Then, I am but a foolish wight,
To be so glad because, last night,
She blessed me with a smile.

But O, when ice and snow relent,
And every coldest thing ;
Might not, perchance, one more repent,
And melting into warm consent,
Flood all my heart with Spring?


A Definition of the Science. – Its Uses, Etc.

The term “ Psychometry ” will be so new to many of our readers that we deem it advisable, before narrating some recent experiments in the above science, to give a few words of explanation. The word is derived from psyche, soul or life, and metron, a measure. “ Persons by means of this science,” says Prof. Denton, in his “ Soul of Things,” “ profess to be able, by putting a piece of matter, whatever be its nature, to their foreheads, to see, either with eyes closed or open, all that that piece of matter, figuratively speaking, ever saw, heard, or experienced. . . . In the world around us radiant forces are passing from all objects to all objects in their vicinity, and during every moment of the day and night are daguerreotyping the appearances of each upon the other ; the images thus made not merely resting upon the surface, but sinking into the interior of them ; there held with astonishing tenacity, and only waiting for a suitable application to reveal themselves to the inquiring gaze. You cannot, then, enter a room by night or by day, but you leave on going out your portrait behind you. The pane of glass in the window, the brick in the wall, and the paving stone in the street, catch the pictures of all passers-by, and faithfully preserve them. This is as true of the past as the present. From the first dawn of light upon this infant globe, when round its cradle the steamy curtain hung, to this moment, nature has been busy photographing every movement. All the panoramas of the past, containing all that man ever did,—the first rude savages of the world, their hunts, their wars, their progress ; the history of all nations and peoples, from the cradle to the grave, are indelibly written upon the rocks and stones around us.”

In the book mentioned above, the results are given of a series of experiments with mineral and fossil specimens, and archæological remains, from which the psychometer, without any previous knowledge of the specimen, or even seeing it, told its history, which passed before the gaze of the seer like a grand panoramic view ; sometimes almost with rapidity of lightning, and at other times so distinctly that it could be described as readily as an ordinary scene.

The specimens thus examined were generally placed upon the forehead, and held there during the examination : but he says “ this is not absolutely necessary, some psychometers being able to see when holding a specimen in the hand.”

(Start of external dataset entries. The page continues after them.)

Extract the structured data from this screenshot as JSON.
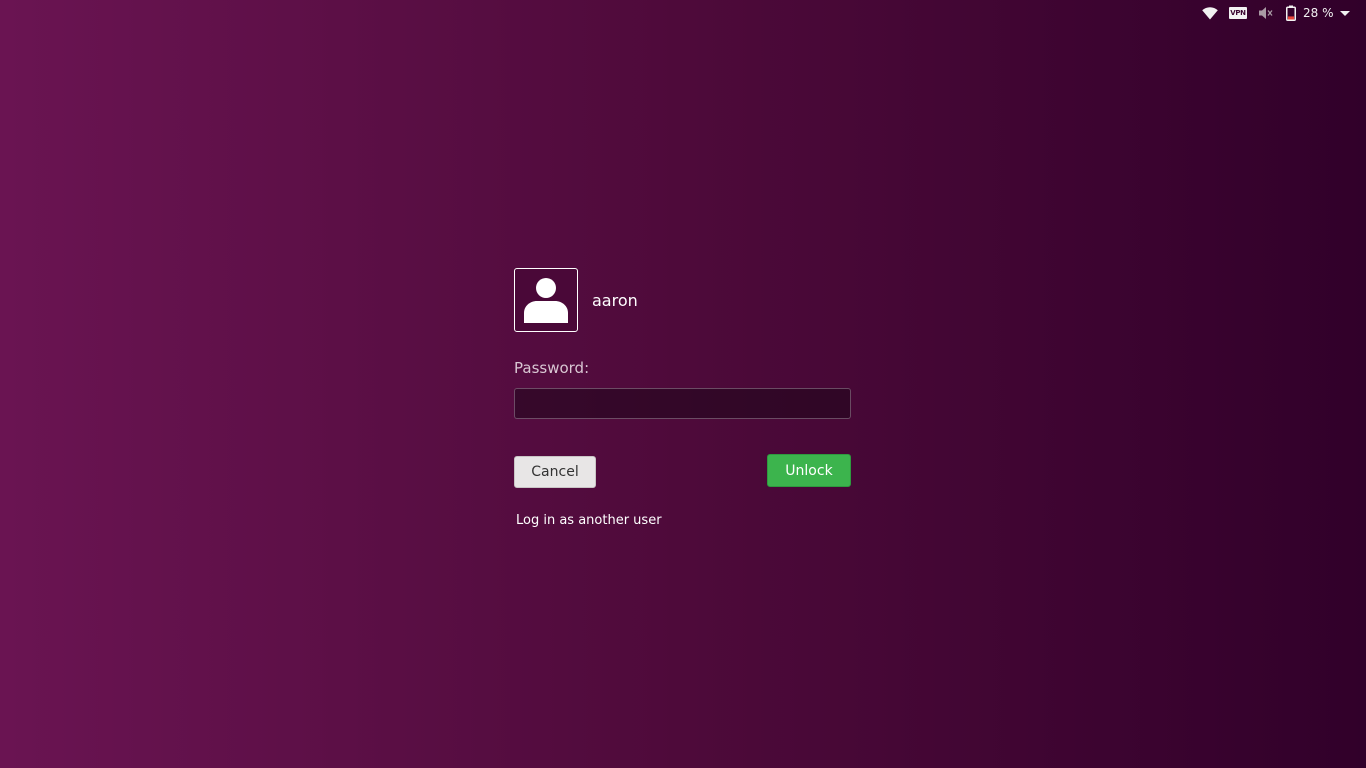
{
  "top_panel": {
    "icons": [
      "wifi-icon",
      "vpn-icon",
      "sound-muted-icon",
      "battery-icon"
    ],
    "vpn_label": "VPN",
    "battery_percent": "28 %",
    "battery_level": 0.28,
    "battery_color": "#e8463a"
  },
  "login": {
    "avatar_icon": "user-icon",
    "username": "aaron",
    "password_label": "Password:",
    "password_value": "",
    "cancel_label": "Cancel",
    "unlock_label": "Unlock",
    "another_user_label": "Log in as another user"
  },
  "colors": {
    "background_start": "#6a1452",
    "background_end": "#31002a",
    "unlock_green": "#3cb44d"
  }
}
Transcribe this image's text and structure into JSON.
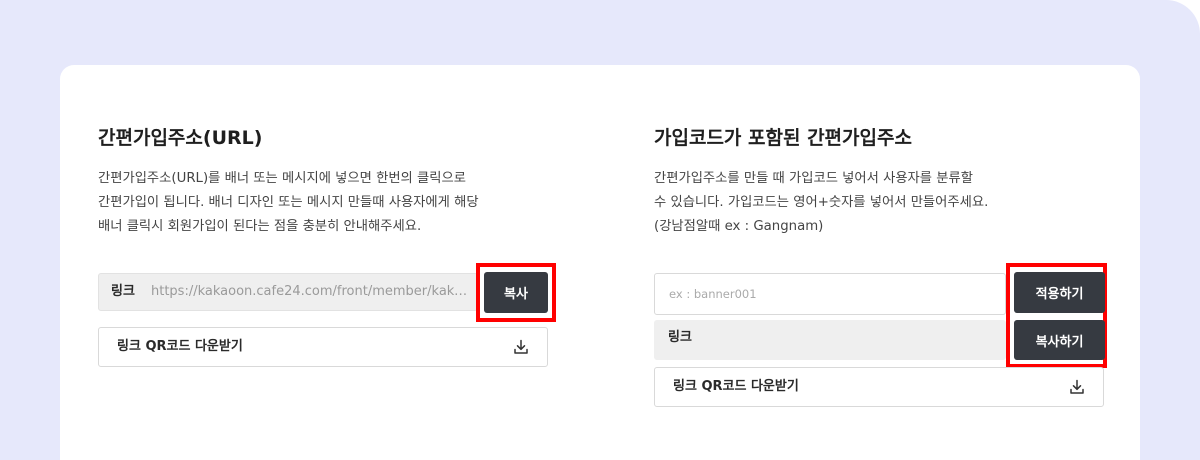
{
  "left": {
    "title": "간편가입주소(URL)",
    "desc": [
      "간편가입주소(URL)를 배너 또는 메시지에 넣으면 한번의 클릭으로",
      "간편가입이 됩니다. 배너 디자인 또는 메시지 만들때 사용자에게 해당",
      "배너 클릭시 회원가입이 된다는 점을 충분히 안내해주세요."
    ],
    "link_label": "링크",
    "link_url": "https://kakaoon.cafe24.com/front/member/kakaoL...",
    "copy_button": "복사",
    "qr_button": "링크 QR코드 다운받기"
  },
  "right": {
    "title": "가입코드가 포함된 간편가입주소",
    "desc": [
      "간편가입주소를 만들 때 가입코드 넣어서 사용자를 분류할",
      "수 있습니다. 가입코드는 영어+숫자를 넣어서 만들어주세요.",
      "(강남점알때 ex : Gangnam)"
    ],
    "code_input": {
      "value": "",
      "placeholder": "ex : banner001"
    },
    "apply_button": "적용하기",
    "link_label": "링크",
    "copy_button": "복사하기",
    "qr_button": "링크 QR코드 다운받기"
  },
  "icons": {
    "download": "download-icon"
  },
  "colors": {
    "background": "#e6e8fb",
    "card": "#ffffff",
    "dark_button": "#363a41",
    "highlight": "#ff0000"
  }
}
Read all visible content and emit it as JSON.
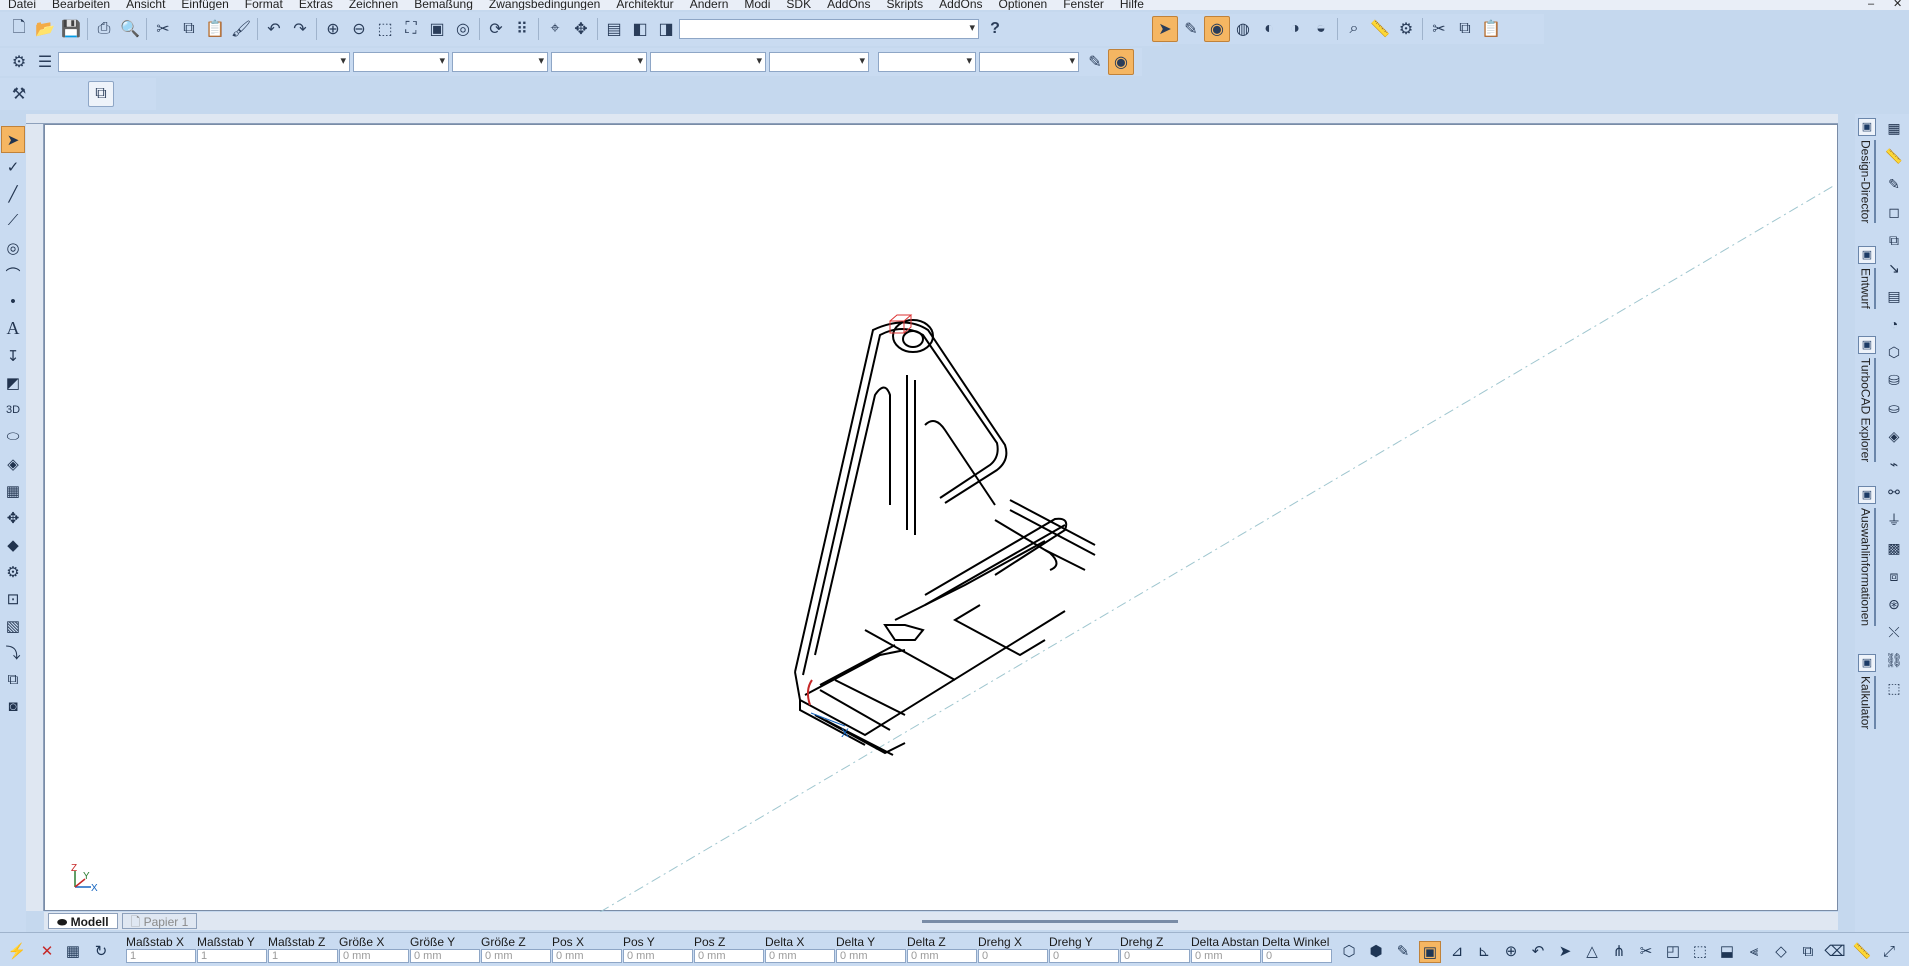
{
  "menu": [
    "Datei",
    "Bearbeiten",
    "Ansicht",
    "Einfügen",
    "Format",
    "Extras",
    "Zeichnen",
    "Bemaßung",
    "Zwangsbedingungen",
    "Architektur",
    "Ändern",
    "Modi",
    "SDK",
    "AddOns",
    "Skripts",
    "AddOns",
    "Optionen",
    "Fenster",
    "Hilfe"
  ],
  "window": {
    "minimize": "–",
    "close": "✕"
  },
  "help_button": "?",
  "tabs": {
    "model": "Modell",
    "paper": "Papier 1"
  },
  "dock_panels": [
    {
      "label": "Design-Director",
      "icon": "design-director-icon"
    },
    {
      "label": "Entwurf",
      "icon": "draft-icon"
    },
    {
      "label": "TurboCAD Explorer",
      "icon": "explorer-icon"
    },
    {
      "label": "Auswahlinformationen",
      "icon": "selection-info-icon"
    },
    {
      "label": "Kalkulator",
      "icon": "calculator-icon"
    }
  ],
  "status_fields": [
    {
      "label": "Maßstab X",
      "value": "1"
    },
    {
      "label": "Maßstab Y",
      "value": "1"
    },
    {
      "label": "Maßstab Z",
      "value": "1"
    },
    {
      "label": "Größe X",
      "value": "0 mm"
    },
    {
      "label": "Größe Y",
      "value": "0 mm"
    },
    {
      "label": "Größe Z",
      "value": "0 mm"
    },
    {
      "label": "Pos X",
      "value": "0 mm"
    },
    {
      "label": "Pos Y",
      "value": "0 mm"
    },
    {
      "label": "Pos Z",
      "value": "0 mm"
    },
    {
      "label": "Delta X",
      "value": "0 mm"
    },
    {
      "label": "Delta Y",
      "value": "0 mm"
    },
    {
      "label": "Delta Z",
      "value": "0 mm"
    },
    {
      "label": "Drehg X",
      "value": "0"
    },
    {
      "label": "Drehg Y",
      "value": "0"
    },
    {
      "label": "Drehg Z",
      "value": "0"
    },
    {
      "label": "Delta Abstan",
      "value": "0 mm"
    },
    {
      "label": "Delta Winkel",
      "value": "0"
    }
  ],
  "axis_labels": {
    "z": "Z",
    "y": "Y",
    "x": "X"
  },
  "colors": {
    "accent": "#f5b662",
    "toolbar": "#c9dbf1",
    "canvas": "#ffffff"
  }
}
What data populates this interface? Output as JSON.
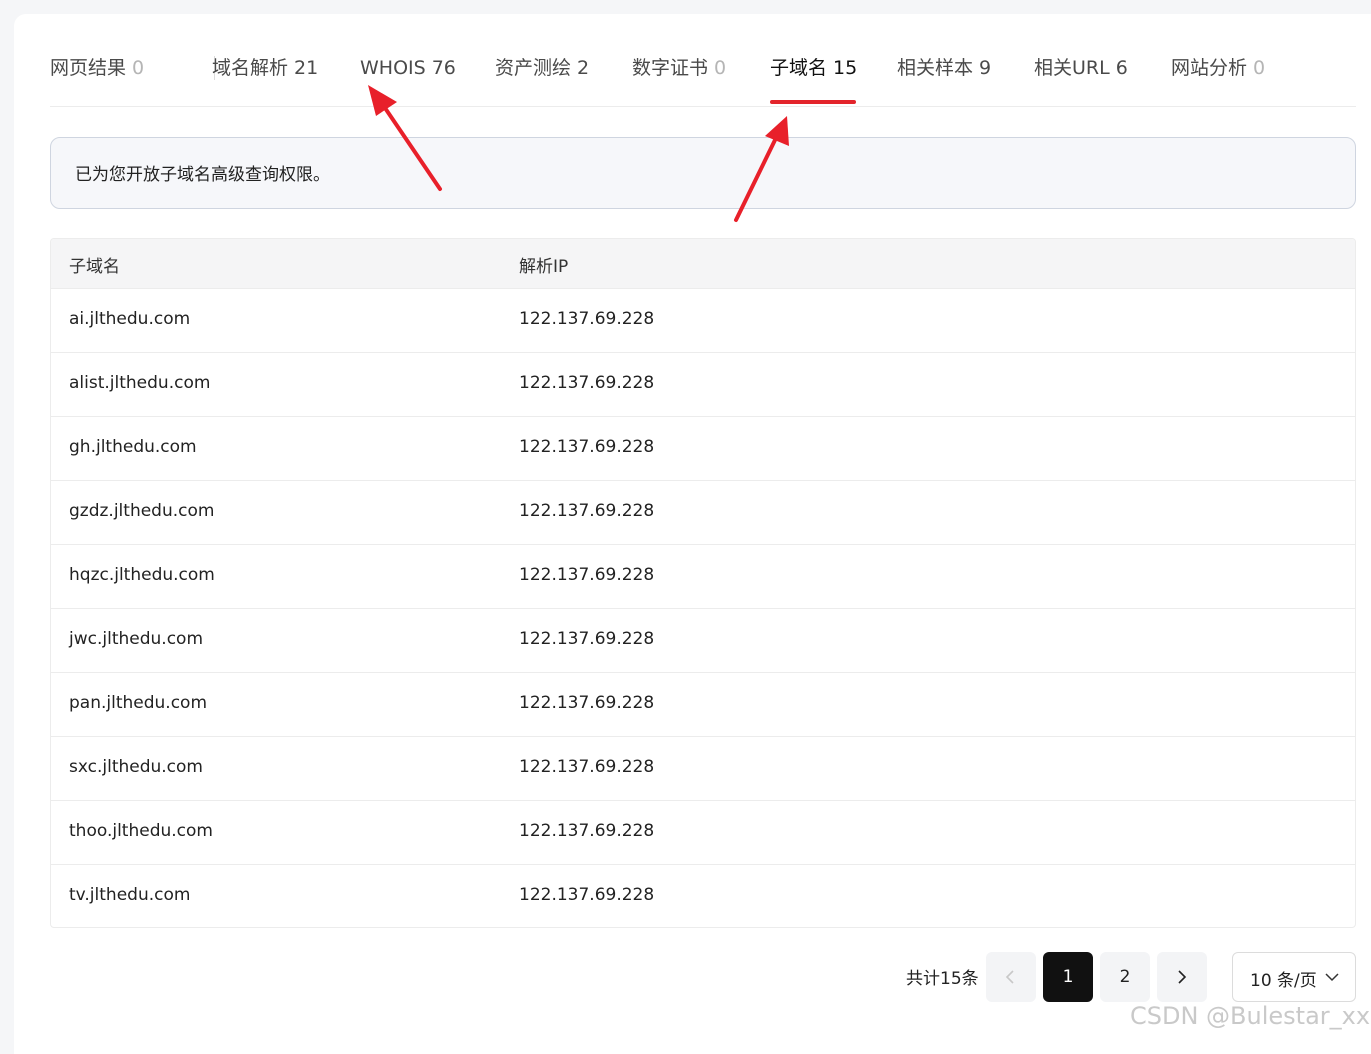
{
  "tabs": [
    {
      "label": "网页结果",
      "count": "0"
    },
    {
      "label": "域名解析",
      "count": "21"
    },
    {
      "label": "WHOIS",
      "count": "76"
    },
    {
      "label": "资产测绘",
      "count": "2"
    },
    {
      "label": "数字证书",
      "count": "0"
    },
    {
      "label": "子域名",
      "count": "15"
    },
    {
      "label": "相关样本",
      "count": "9"
    },
    {
      "label": "相关URL",
      "count": "6"
    },
    {
      "label": "网站分析",
      "count": "0"
    }
  ],
  "active_tab": "子域名",
  "notice": "已为您开放子域名高级查询权限。",
  "table": {
    "headers": [
      "子域名",
      "解析IP"
    ],
    "rows": [
      [
        "ai.jlthedu.com",
        "122.137.69.228"
      ],
      [
        "alist.jlthedu.com",
        "122.137.69.228"
      ],
      [
        "gh.jlthedu.com",
        "122.137.69.228"
      ],
      [
        "gzdz.jlthedu.com",
        "122.137.69.228"
      ],
      [
        "hqzc.jlthedu.com",
        "122.137.69.228"
      ],
      [
        "jwc.jlthedu.com",
        "122.137.69.228"
      ],
      [
        "pan.jlthedu.com",
        "122.137.69.228"
      ],
      [
        "sxc.jlthedu.com",
        "122.137.69.228"
      ],
      [
        "thoo.jlthedu.com",
        "122.137.69.228"
      ],
      [
        "tv.jlthedu.com",
        "122.137.69.228"
      ]
    ]
  },
  "pagination": {
    "total_text": "共计15条",
    "pages": [
      "1",
      "2"
    ],
    "current_page": "1",
    "page_size": "10 条/页",
    "prev_icon": "chevron-left-icon",
    "next_icon": "chevron-right-icon"
  },
  "watermark": "CSDN @Bulestar_xx",
  "colors": {
    "accent": "#e3242b",
    "annotation_arrow": "#e8202a"
  }
}
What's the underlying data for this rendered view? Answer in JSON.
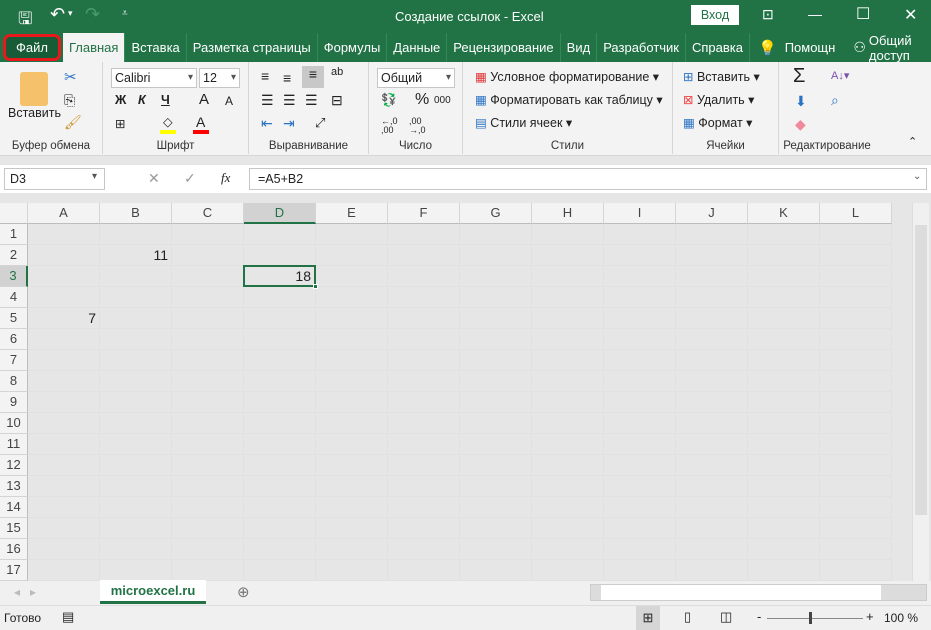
{
  "title": "Создание ссылок  -  Excel",
  "qat": {
    "save": "save-icon",
    "undo": "undo-icon",
    "redo": "redo-icon",
    "customize": "customize-icon"
  },
  "window": {
    "signin": "Вход",
    "min": "—",
    "max": "☐",
    "close": "✕"
  },
  "tabs": [
    "Файл",
    "Главная",
    "Вставка",
    "Разметка страницы",
    "Формулы",
    "Данные",
    "Рецензирование",
    "Вид",
    "Разработчик",
    "Справка"
  ],
  "tell_me": "Помощн",
  "share": "Общий доступ",
  "ribbon": {
    "clipboard": {
      "label": "Буфер обмена",
      "paste": "Вставить"
    },
    "font": {
      "label": "Шрифт",
      "name": "Calibri",
      "size": "12",
      "bold": "Ж",
      "italic": "К",
      "underline": "Ч",
      "grow": "A",
      "shrink": "A",
      "color_letter": "A",
      "fill_color": "#ffff00",
      "font_color": "#ff0000"
    },
    "alignment": {
      "label": "Выравнивание",
      "wrap": "ab"
    },
    "number": {
      "label": "Число",
      "format": "Общий",
      "percent": "%",
      "thousands": "000",
      "inc": "←,0 ,00",
      "dec": ",00 →,0"
    },
    "styles": {
      "label": "Стили",
      "conditional": "Условное форматирование",
      "as_table": "Форматировать как таблицу",
      "cell_styles": "Стили ячеек"
    },
    "cells": {
      "label": "Ячейки",
      "insert": "Вставить",
      "delete": "Удалить",
      "format": "Формат"
    },
    "editing": {
      "label": "Редактирование",
      "sum": "Σ"
    }
  },
  "formula_bar": {
    "name_box": "D3",
    "formula": "=A5+B2",
    "fx": "fx"
  },
  "grid": {
    "columns": [
      "A",
      "B",
      "C",
      "D",
      "E",
      "F",
      "G",
      "H",
      "I",
      "J",
      "K",
      "L"
    ],
    "rows": [
      "1",
      "2",
      "3",
      "4",
      "5",
      "6",
      "7",
      "8",
      "9",
      "10",
      "11",
      "12",
      "13",
      "14",
      "15",
      "16",
      "17"
    ],
    "selected": "D3",
    "cells": [
      {
        "ref": "B2",
        "value": "11"
      },
      {
        "ref": "D3",
        "value": "18"
      },
      {
        "ref": "A5",
        "value": "7"
      }
    ]
  },
  "sheet_tabs": [
    "microexcel.ru"
  ],
  "status": {
    "ready": "Готово",
    "zoom": "100 %",
    "zoom_level": 100
  },
  "accent": "#217346"
}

In another portion of his work he details the uses of this science.

He says, “ Granting these facts, are we too enthusiastic if we indulge the belief that, with the general cultivation of this faculty, there will dawn a brighter day than humanity shall ever before have witnessed ? May we not hope for less of wrong, and more of right, when men and women shall have learned that all on which their shadows rest—every ray of light which they reflect—become, emphatically ‘ recording angels,’ faithfully transcribing their words, their deeds, their thoughts, nay, the very motives of their hearts ? Alas for the peace of the evil-doer, when, from every object by which he is surrounded, his own image stares him back in every attitude requisite for the consummation of crime, and with a persistency that time cannot affect ! As I contemplate it there open before me fields for investigation that seem to know no boundary. If we have correctly interpreted this ‘ handwriting on the wall,’ what is there desirable which the future does not promise us ? What records are there from which the historian may gather without stint ! What domains for the naturalist ! What limitless realms for the natural, the mental, and the moral philosopher ! Truly, its ultimate and inevitable results to science are grand beyond comparison ; its benefits to humanity, in every department of life, of incalculable value ! ‘ He who runs may read ’ the promise of the future.”

Editor's notes

  1. Spiritualism in England by Moses, W. S. (signed as M. A. (Oxon))
  2. Relenting by unknown author. Source unknown, also published in Mount Alexander Mail, August 14, 1874, p.2
  3. Psychometry by unknown author